As we saw in chapter 2, smartphones and tablets are becoming a dominant form of computing, with many more smartphones being sold than personal computers. This means that organizations will have to get smart about developing software on mobile devices in order to stay relevant.
These days, most mobile devices run on one of two operating systems: Android or iOS. Android is an open-source operating system purchased and supported by Google; iOS is Apple’s mobile operating system. In the fourth quarter of 2012, Android was installed on 70.1% of all mobile phones shipped, followed by 21.0% for iOS. Other mobile operating systems of note are Blackberry (3.2%) and Windows (2.6%). 
As organizations consider making their digital presence compatible with mobile devices, they will have to decide whether to build a mobile app. A mobile app is an expensive proposition, and it will only run on one type of mobile device at a time. For example, if an organization creates an iPhone app, those with Android phones cannot run the application. Each app takes several thousand dollars to create, so this is not a trivial decision for many companies.
One option many companies have is to create a website that is mobile-friendly. A mobile website works on all mobile devices and costs about the same as creating an app.
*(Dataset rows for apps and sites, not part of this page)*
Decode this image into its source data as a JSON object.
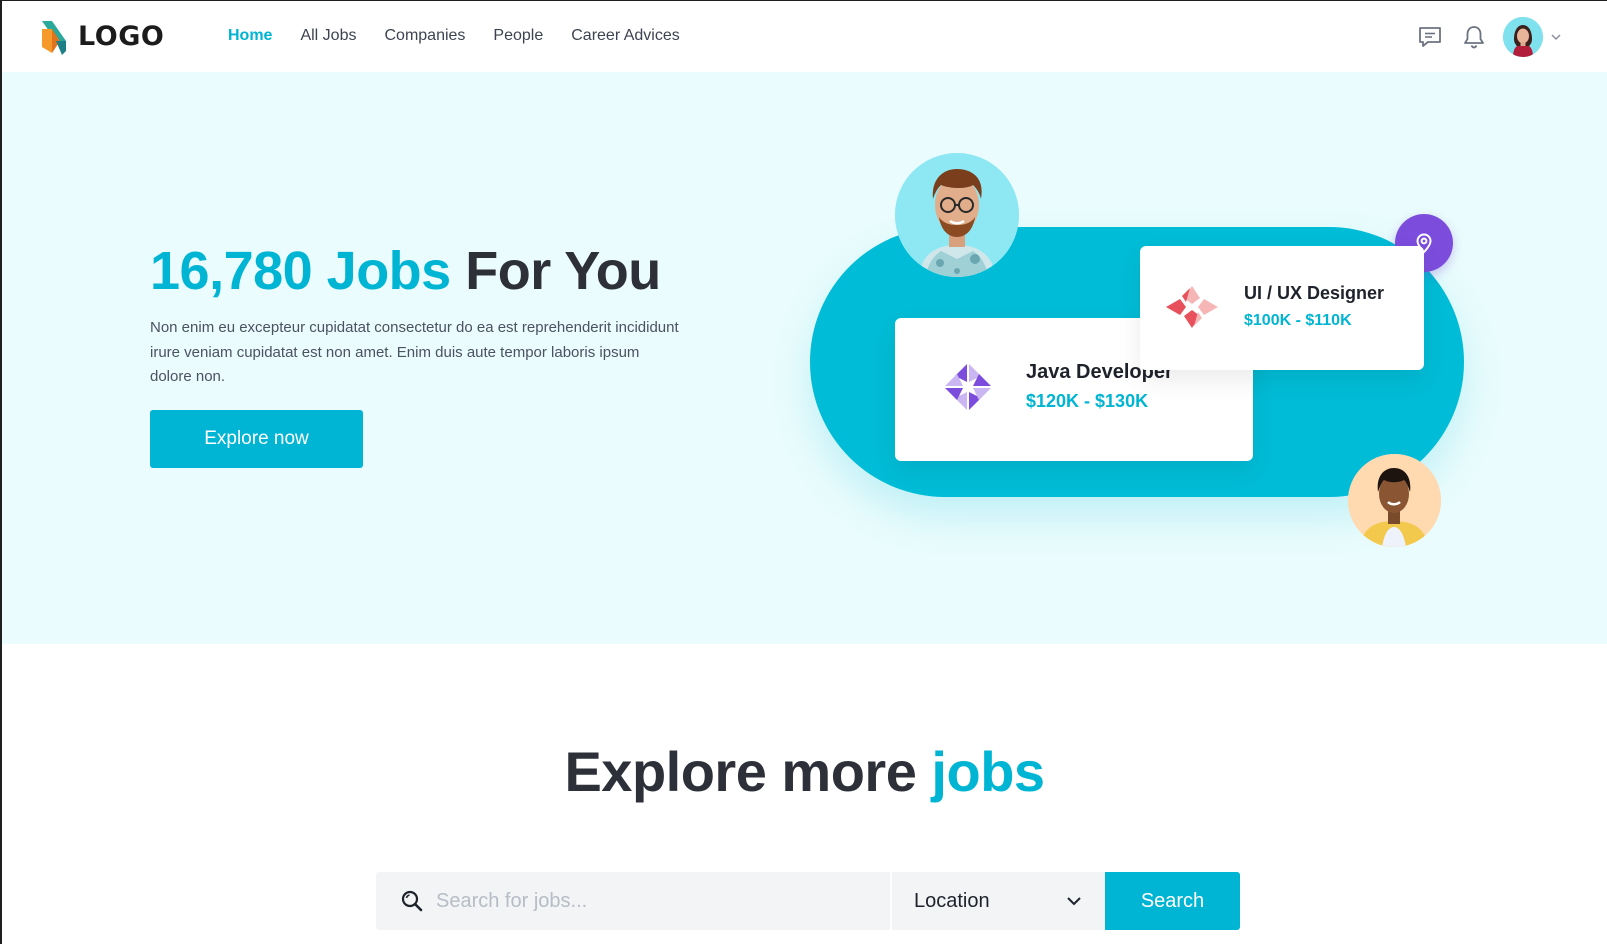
{
  "header": {
    "logo_text": "LOGO",
    "nav": [
      {
        "label": "Home",
        "active": true
      },
      {
        "label": "All Jobs",
        "active": false
      },
      {
        "label": "Companies",
        "active": false
      },
      {
        "label": "People",
        "active": false
      },
      {
        "label": "Career Advices",
        "active": false
      }
    ],
    "icons": [
      "message-icon",
      "bell-icon"
    ]
  },
  "hero": {
    "title_accent": "16,780 Jobs",
    "title_dark": "For You",
    "description": "Non enim eu excepteur cupidatat consectetur do ea est reprehenderit incididunt irure veniam cupidatat est non amet. Enim duis aute tempor laboris ipsum dolore non.",
    "cta_label": "Explore now",
    "cards": [
      {
        "title": "Java Developer",
        "salary": "$120K - $130K"
      },
      {
        "title": "UI / UX Designer",
        "salary": "$100K - $110K"
      }
    ]
  },
  "explore": {
    "title_dark": "Explore more",
    "title_accent": "jobs",
    "search_placeholder": "Search for jobs...",
    "location_label": "Location",
    "search_button": "Search"
  },
  "colors": {
    "accent": "#00b5d3",
    "hero_bg": "#eafcfd",
    "pin": "#7c4ddd",
    "dark_text": "#2d3039"
  }
}
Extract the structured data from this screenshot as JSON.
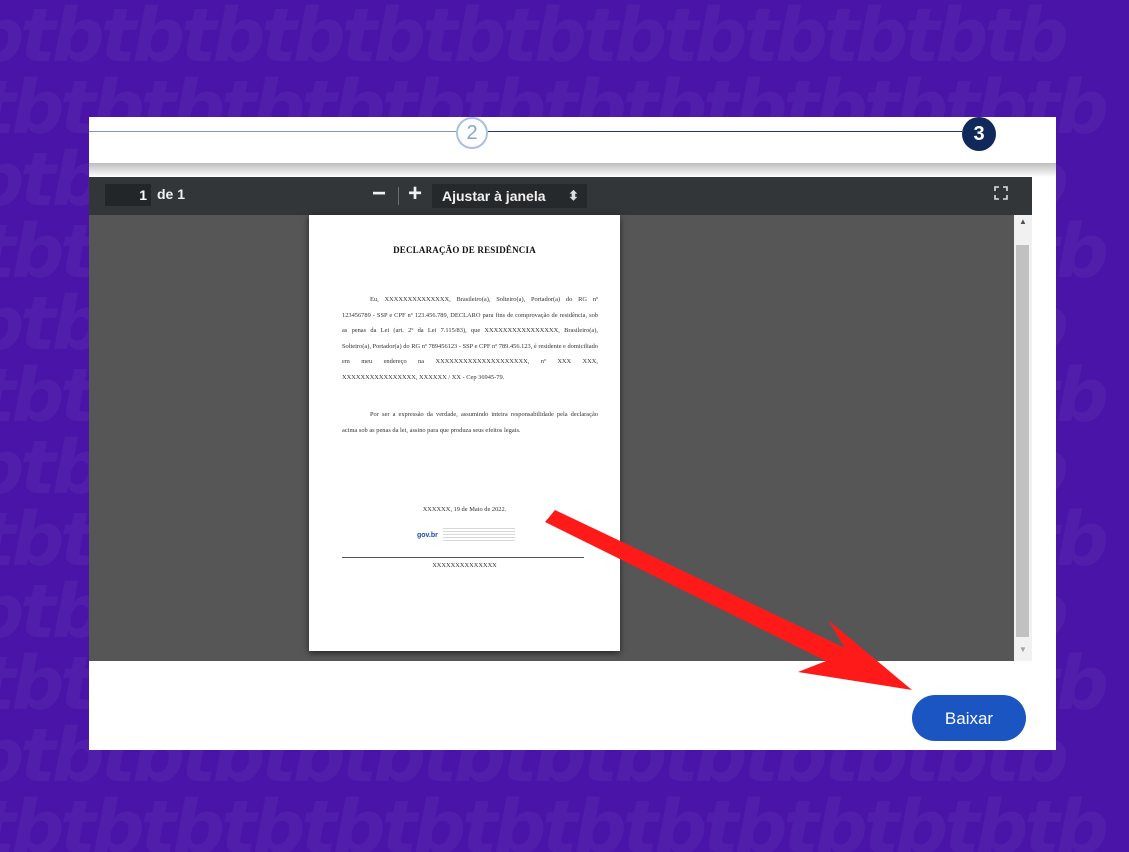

We will discuss the question of whether to build a mobile app more thoroughly in Chapter 10.